**Your task**
Please look for the string "activated" below and report every line in which it occurs.

**Records to process**
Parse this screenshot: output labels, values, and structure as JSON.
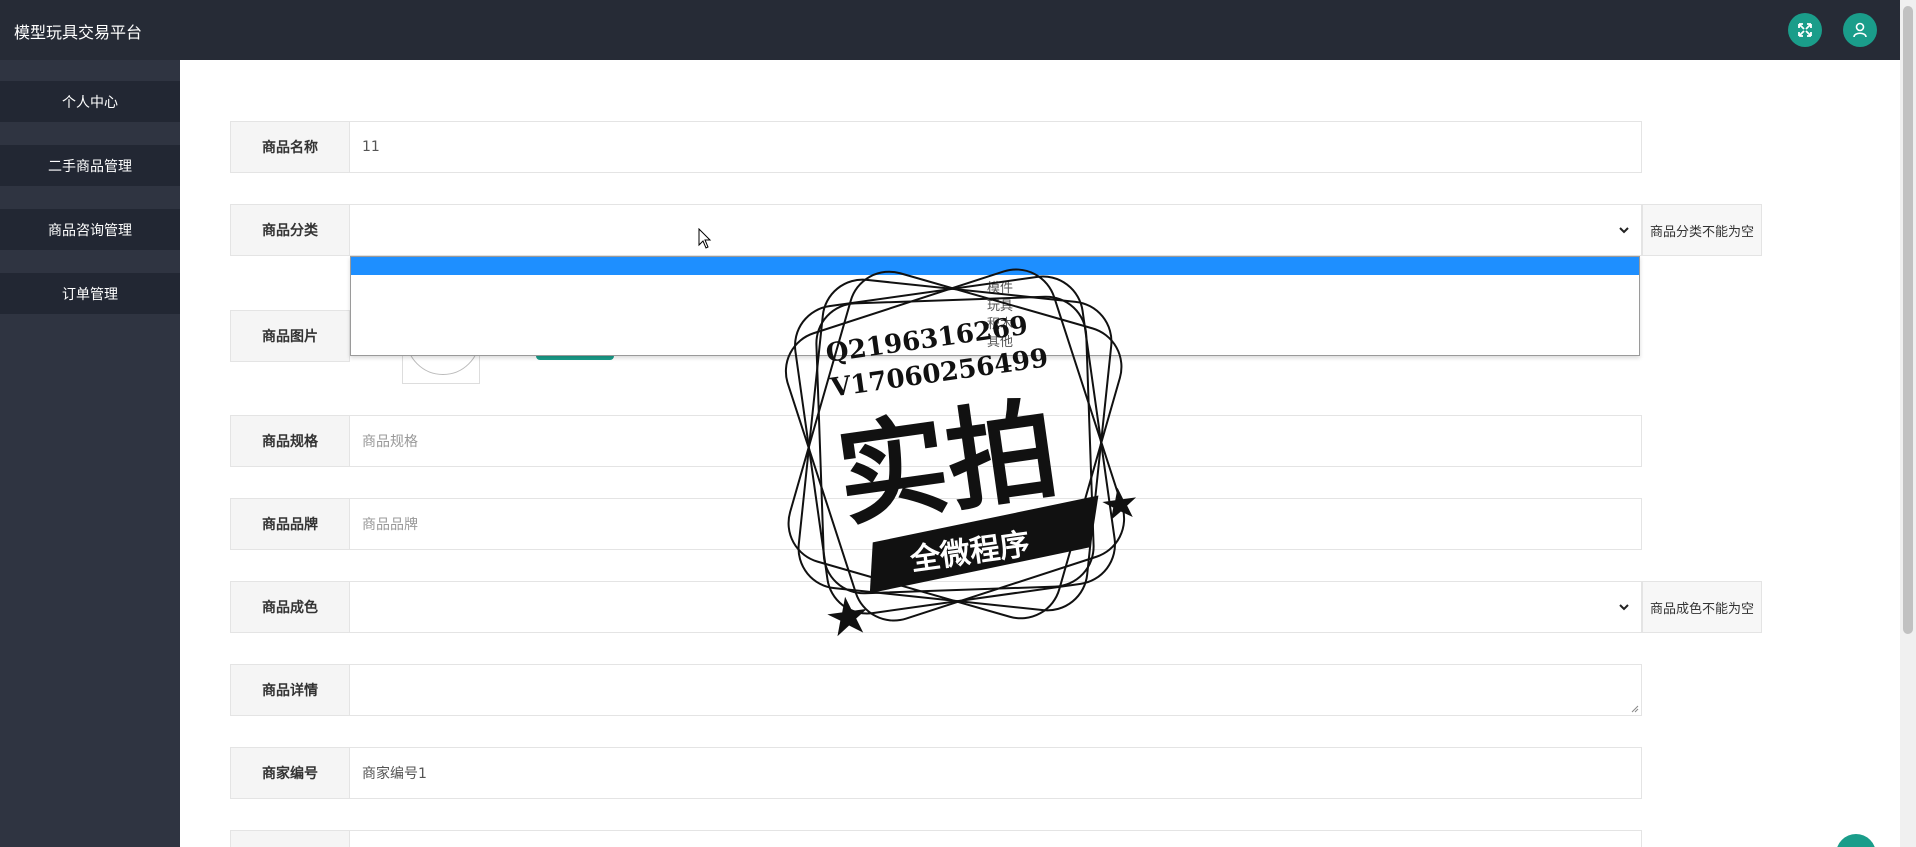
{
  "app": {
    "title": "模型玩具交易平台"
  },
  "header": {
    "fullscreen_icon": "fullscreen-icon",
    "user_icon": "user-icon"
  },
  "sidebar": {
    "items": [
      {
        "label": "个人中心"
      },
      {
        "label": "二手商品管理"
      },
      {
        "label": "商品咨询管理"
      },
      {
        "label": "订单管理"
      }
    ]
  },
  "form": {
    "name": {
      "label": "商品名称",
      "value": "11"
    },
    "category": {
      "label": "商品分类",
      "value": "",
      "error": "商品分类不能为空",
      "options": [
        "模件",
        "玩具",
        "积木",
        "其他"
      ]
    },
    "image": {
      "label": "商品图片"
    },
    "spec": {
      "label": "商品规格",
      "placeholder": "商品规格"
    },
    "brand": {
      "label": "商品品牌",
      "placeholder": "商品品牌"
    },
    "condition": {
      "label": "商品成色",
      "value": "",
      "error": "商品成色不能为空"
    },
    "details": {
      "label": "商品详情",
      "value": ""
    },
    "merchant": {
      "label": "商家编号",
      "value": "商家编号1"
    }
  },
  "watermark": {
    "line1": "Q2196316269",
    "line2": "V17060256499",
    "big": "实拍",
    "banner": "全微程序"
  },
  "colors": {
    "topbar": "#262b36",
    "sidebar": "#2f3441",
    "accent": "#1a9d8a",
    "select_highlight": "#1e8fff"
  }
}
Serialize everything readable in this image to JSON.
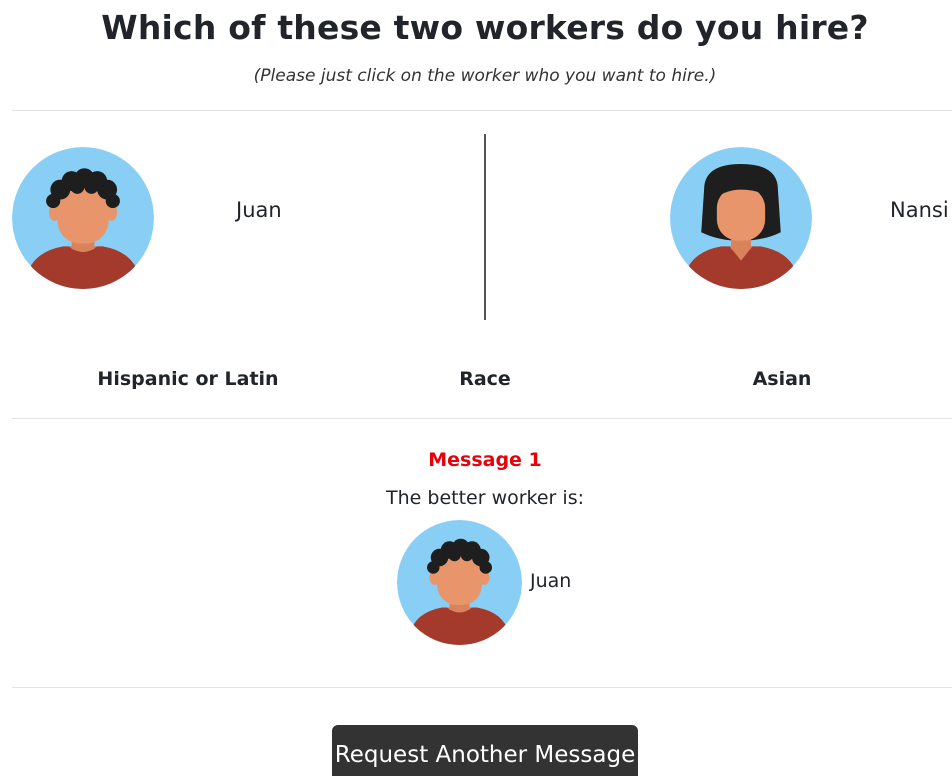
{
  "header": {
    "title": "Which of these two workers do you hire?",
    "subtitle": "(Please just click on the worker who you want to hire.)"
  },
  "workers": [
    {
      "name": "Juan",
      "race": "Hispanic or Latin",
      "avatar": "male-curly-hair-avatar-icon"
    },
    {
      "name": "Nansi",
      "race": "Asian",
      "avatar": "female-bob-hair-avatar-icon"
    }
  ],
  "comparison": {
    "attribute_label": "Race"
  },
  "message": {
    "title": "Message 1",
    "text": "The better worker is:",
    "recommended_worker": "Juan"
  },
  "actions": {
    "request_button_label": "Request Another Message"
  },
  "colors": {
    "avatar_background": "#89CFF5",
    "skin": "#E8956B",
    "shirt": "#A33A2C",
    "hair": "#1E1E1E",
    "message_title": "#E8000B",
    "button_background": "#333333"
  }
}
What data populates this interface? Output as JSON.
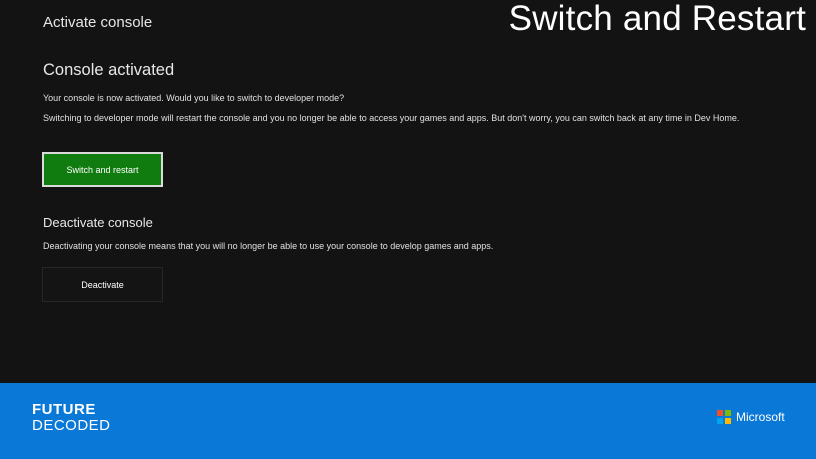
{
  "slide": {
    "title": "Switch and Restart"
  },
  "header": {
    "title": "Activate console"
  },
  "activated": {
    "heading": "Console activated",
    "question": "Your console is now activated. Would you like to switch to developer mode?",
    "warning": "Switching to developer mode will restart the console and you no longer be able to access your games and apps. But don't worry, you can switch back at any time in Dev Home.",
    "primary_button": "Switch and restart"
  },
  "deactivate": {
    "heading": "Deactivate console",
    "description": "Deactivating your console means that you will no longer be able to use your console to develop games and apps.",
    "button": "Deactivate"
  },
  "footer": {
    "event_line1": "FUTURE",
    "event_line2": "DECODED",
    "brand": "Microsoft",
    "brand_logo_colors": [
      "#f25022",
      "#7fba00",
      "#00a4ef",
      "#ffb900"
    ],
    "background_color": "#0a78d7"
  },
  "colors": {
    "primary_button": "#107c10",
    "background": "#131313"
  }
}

**Task output**
  "activated": {
    "heading": "Console activated",
    "question": "Your console is now activated. Would you like to switch to developer mode?",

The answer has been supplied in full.